Defining Lake Tahoe architecture
Building season brings new examples of Alpine style
By Susan Wood
Tribune staff writer
From the look of individual structures, it appears South Lake Tahoe architecture has withstood the test of time through the years.
And to architects, there’s room for improvement without degrading the lifestyle, environment and character Tahoe people have come to know and love going into grading season May 1. This is the date the Tahoe Regional Planning Agency allows the turning of earth on construction jobs.
Architects are trying to elevate the area to world-class destination status.
We’ve all seen it. The million-dollar home next to the Tahoe shack.
“That’s part of the charm here,” South Shore architect Alan Tolhurst said of the escape from cookie-cutter neighborhoods. “Back then, for $5,000, you could buy a home in Tahoe, and it didn’t matter if it had heat because the people would only come up in the summer.”
Tolhurst described an environment in which beer kegs filled with concrete were used as floor supports.
“Buildings were held together with chewing gum,” he said during a tour of Tahoe communities Tuesday.
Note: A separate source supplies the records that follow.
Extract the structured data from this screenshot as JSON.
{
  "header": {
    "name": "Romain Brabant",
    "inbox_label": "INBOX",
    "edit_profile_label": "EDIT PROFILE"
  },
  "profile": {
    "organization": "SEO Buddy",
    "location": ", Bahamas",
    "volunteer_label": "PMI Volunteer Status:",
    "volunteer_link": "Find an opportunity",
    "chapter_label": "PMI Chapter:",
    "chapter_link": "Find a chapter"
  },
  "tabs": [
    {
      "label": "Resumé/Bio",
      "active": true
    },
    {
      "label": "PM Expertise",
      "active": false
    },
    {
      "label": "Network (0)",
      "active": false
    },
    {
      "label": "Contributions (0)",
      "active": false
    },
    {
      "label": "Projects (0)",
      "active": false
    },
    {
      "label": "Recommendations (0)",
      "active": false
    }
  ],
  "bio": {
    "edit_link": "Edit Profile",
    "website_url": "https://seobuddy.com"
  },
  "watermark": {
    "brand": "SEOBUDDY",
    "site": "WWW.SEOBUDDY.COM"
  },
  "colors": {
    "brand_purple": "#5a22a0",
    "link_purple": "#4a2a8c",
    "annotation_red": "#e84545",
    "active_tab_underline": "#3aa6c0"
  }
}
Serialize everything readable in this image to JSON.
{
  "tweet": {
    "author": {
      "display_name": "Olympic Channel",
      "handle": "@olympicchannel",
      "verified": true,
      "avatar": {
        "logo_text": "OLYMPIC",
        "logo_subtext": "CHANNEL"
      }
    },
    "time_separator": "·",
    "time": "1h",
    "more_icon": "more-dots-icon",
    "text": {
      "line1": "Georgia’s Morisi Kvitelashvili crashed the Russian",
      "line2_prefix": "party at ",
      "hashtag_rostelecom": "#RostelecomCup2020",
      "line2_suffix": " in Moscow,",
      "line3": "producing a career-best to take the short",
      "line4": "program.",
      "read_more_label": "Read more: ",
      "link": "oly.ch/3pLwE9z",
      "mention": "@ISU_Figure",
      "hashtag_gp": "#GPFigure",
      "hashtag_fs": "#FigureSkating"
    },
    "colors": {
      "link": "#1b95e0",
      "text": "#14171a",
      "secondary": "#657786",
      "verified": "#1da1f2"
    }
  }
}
He’s worked on projects from Fallen Leaf Lodge and General Store – an example of old Tahoe architecture – and the Days Inn, to Tahoe Fly Fishing Outfitters and his own three-story, 2,500-square-foot dream home on Muskawaki Drive. It’s due for completion in July.
Tolhurst used his house as an example in “mountain expression,” a term San Francisco architect Theodore Brown coined after working on the Cecil’s Fountain Plaza building.
“I’m an artist. I think the building should express what people like about Tahoe. To me, it’s granite and mountains and strength,” said Tolhurst, a rock climber and mountaineer.
A cross between Alpine and contemporary, a rough concrete wall leads up to the cedar and rust-colored synthetic stucco home set into a terraced hillside for environmental purposes. Tolhurst, who serves on the TRPA’s Advisory Planning Commission, designed the concrete walls into pillars in the front. They continue into the interior of the house.
Tolhurst climbed two-thirds of the way up the wall over the patio, showing where his 3-year-old daughter, Zyena, has created her own art.
Down below, a wine cellar and exercise room beckons the homebody to the basement.
Tolhurst has spent much time studying architecture and appreciates good design when he sees it.
“She’s done a good job fixing it up like the cabins she rents,” he said, referring to Greta Hambsch, owner of Accommodation Station.
He describes the Red Hut as fantastic on Highway 50, an eclectic-looking thoroughfare.
“There are nice buildings here that give it a sense of history,” he said. And size, which is immaterial, shows the depth of offering.
Twin Pines, set off the shoreline at Stateline, was designed by Julia Morgan, who also brought her famed creative visions to the Hearst Castle in San Simeon and Berkeley’s Greek Theater.
And as far back as the 1869 Park building near Kingsbury, cabins are a dime a dozen as a part of the landscape in Tahoe – but some were built with a unique style that shows the look of Tahoe. These could be too expensive to emulate, even with modern building methods. A small stone building found at Fallen Leaf would cost about $150 per square foot these days.
So for commercial structures, the tendency is great to build a standard look that’s cheaper and more convenient.
Tolhurst points out several commercial buildings on Highway 50 as examples of disjointed architecture using materials slapped on as decorative pieces.
“Edgewood (Tahoe Golf Course) is a good design because it’s not trying to look like an old-fashioned building,” he said.
To varying degrees, architects Tolhurst, Brown and Brian Shinault see installing cheap facades as the downfall of Tahoe architecture. They view the practice as quelling creativity but recognize inroads made on the South Shore to spruce up the environment.
Zephyr Cove Dental took eight months of gutting and changing the exterior of the building on McFaul to reflect what’s called the Alpine style. Dr. Jack Harrington said the revamp cost more than a standard remodel, but “that’s the effect we wanted,” he said.
Shinault said he wanted to display more creativity in the Applebee’s restaurant, but he was forced to walk the line between meeting building guidelines and maintaining a budget.
“Applebees was a prime example. The one in Tahoe is the most expensive in the chain. A lot of buildings cost more, and people don’t understand,” he said of the complexities of construction.
– Susan Wood can be reached at (530) 541-3880 or via e-mail at firstname.lastname@example.org